Most commonly, bone tumors have spread or metastasized from another organ, such as the breasts, lungs or prostate. Cancer that arises in the bone – primary bone cancer – is rare.
Bone tumors may be benign or malignant. Benign bone tumors are more common, but both types may grow and compress healthy bone tissue and absorb or replace it with abnormal tissue. Benign tumors, however, don't spread and are rarely life threatening.
The most common type of bone cancer is osteosarcoma, which develops in new tissue in growing bones. Another type of cancer, chondrosarcoma, occurs in cartilage. Ewing's sarcoma begins in immature nerve tissue in bone marrow. Osteosarcoma and Ewing's sarcoma tend to occur more frequently in children and teens, while chondrosarcoma occurs more often in adults.
Our Approach to Bone Cancer
UCSF's orthopedic cancer specialists have extensive experience in treating bone cancer while preserving as much bone and functionality as possible. They work with UCSF's expert physical therapists, pain medicine physicians, and orthotics and prosthetics specialists to provide personalized care of the highest quality.

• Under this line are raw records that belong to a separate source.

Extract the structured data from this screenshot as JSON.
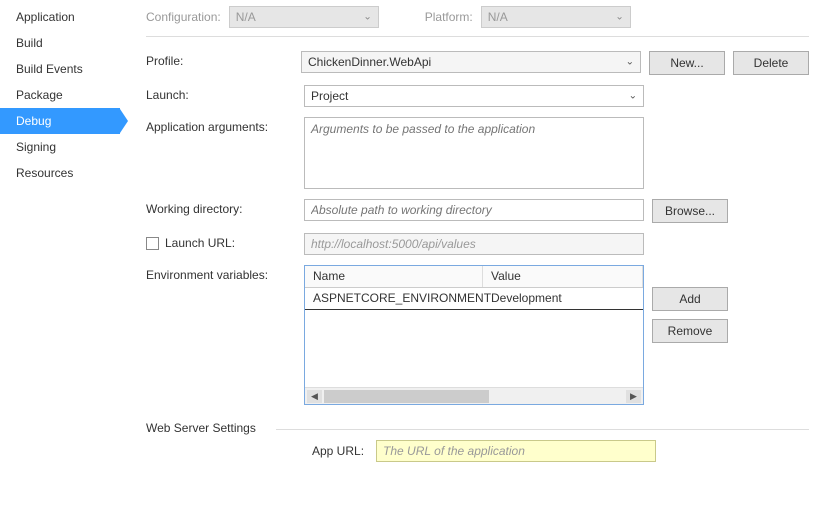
{
  "sidebar": {
    "items": [
      {
        "label": "Application"
      },
      {
        "label": "Build"
      },
      {
        "label": "Build Events"
      },
      {
        "label": "Package"
      },
      {
        "label": "Debug"
      },
      {
        "label": "Signing"
      },
      {
        "label": "Resources"
      }
    ],
    "active_index": 4
  },
  "top": {
    "config_label": "Configuration:",
    "config_value": "N/A",
    "platform_label": "Platform:",
    "platform_value": "N/A"
  },
  "form": {
    "profile_label": "Profile:",
    "profile_value": "ChickenDinner.WebApi",
    "new_btn": "New...",
    "delete_btn": "Delete",
    "launch_label": "Launch:",
    "launch_value": "Project",
    "args_label": "Application arguments:",
    "args_placeholder": "Arguments to be passed to the application",
    "workdir_label": "Working directory:",
    "workdir_placeholder": "Absolute path to working directory",
    "browse_btn": "Browse...",
    "launchurl_label": "Launch URL:",
    "launchurl_value": "http://localhost:5000/api/values",
    "env_label": "Environment variables:",
    "env_name_header": "Name",
    "env_value_header": "Value",
    "env_rows": [
      {
        "name": "ASPNETCORE_ENVIRONMENT",
        "value": "Development"
      }
    ],
    "add_btn": "Add",
    "remove_btn": "Remove",
    "web_section": "Web Server Settings",
    "appurl_label": "App URL:",
    "appurl_placeholder": "The URL of the application"
  }
}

Awards & recognition
Ranked No. 12 in the nation for cancer care
Designated comprehensive cancer center
Ranked No. 4 in the nation for orthopedics

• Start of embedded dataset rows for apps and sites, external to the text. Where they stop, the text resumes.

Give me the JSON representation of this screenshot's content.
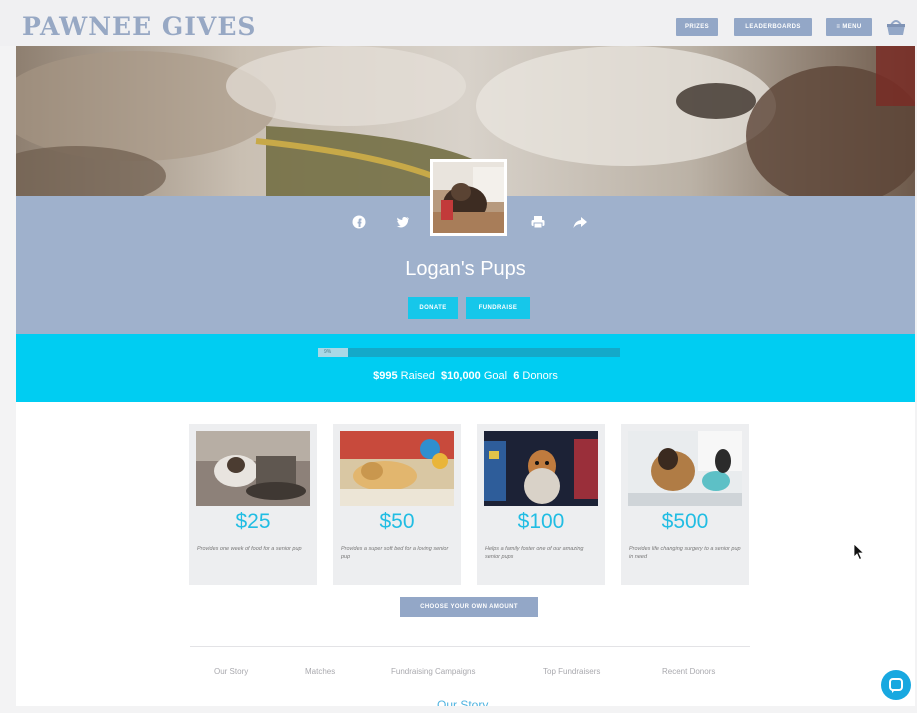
{
  "brand": "PAWNEE GIVES",
  "nav": {
    "prizes": "PRIZES",
    "leaderboard": "LEADERBOARDS",
    "menu": "≡ MENU"
  },
  "org": {
    "name": "Logan's Pups"
  },
  "hero_buttons": {
    "donate": "DONATE",
    "fundraise": "FUNDRAISE"
  },
  "progress": {
    "percent_label": "9%",
    "fill_percent": 9.95,
    "raised_amount": "$995",
    "raised_label": "Raised",
    "goal_amount": "$10,000",
    "goal_label": "Goal",
    "donors_count": "6",
    "donors_label": "Donors"
  },
  "cards": [
    {
      "amount": "$25",
      "description": "Provides one week of food for a senior pup"
    },
    {
      "amount": "$50",
      "description": "Provides a super soft bed for a loving senior pup"
    },
    {
      "amount": "$100",
      "description": "Helps a family foster one of our amazing senior pups"
    },
    {
      "amount": "$500",
      "description": "Provides life changing surgery to a senior pup in need"
    }
  ],
  "own_amount": "CHOOSE YOUR OWN AMOUNT",
  "tabs": [
    "Our Story",
    "Matches",
    "Fundraising Campaigns",
    "Top Fundraisers",
    "Recent Donors"
  ],
  "section_heading": "Our Story",
  "colors": {
    "accent": "#00cdf2",
    "band": "#9fb1cc",
    "nav": "#93a7c7",
    "amount": "#21bde3"
  }
}
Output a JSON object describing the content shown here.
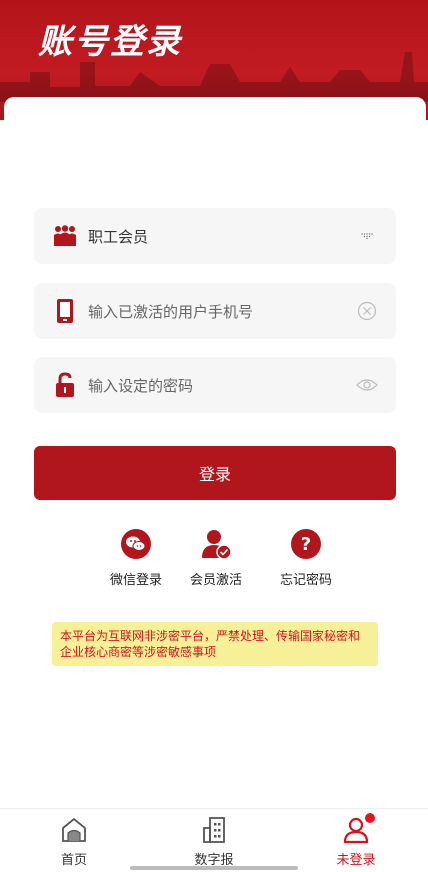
{
  "header": {
    "title": "账号登录"
  },
  "form": {
    "member_type": "职工会员",
    "phone_placeholder": "输入已激活的用户手机号",
    "password_placeholder": "输入设定的密码",
    "login_label": "登录"
  },
  "quick_actions": [
    {
      "label": "微信登录",
      "icon": "wechat-icon"
    },
    {
      "label": "会员激活",
      "icon": "member-activate-icon"
    },
    {
      "label": "忘记密码",
      "icon": "question-icon"
    }
  ],
  "notice": "本平台为互联网非涉密平台，严禁处理、传输国家秘密和企业核心商密等涉密敏感事项",
  "tabbar": {
    "items": [
      {
        "label": "首页",
        "icon": "home-icon"
      },
      {
        "label": "数字报",
        "icon": "building-icon"
      },
      {
        "label": "未登录",
        "icon": "user-icon"
      }
    ]
  },
  "colors": {
    "brand_red": "#b1161c",
    "alert_red": "#d6131c",
    "notice_bg": "#f6f198"
  }
}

Best in Northern California for orthopedics
UCSF Health medical specialists have reviewed this information. It is for educational purposes only and is not intended to replace the advice of your doctor or other health care provider. We encourage you to discuss any questions or concerns you may have with your provider.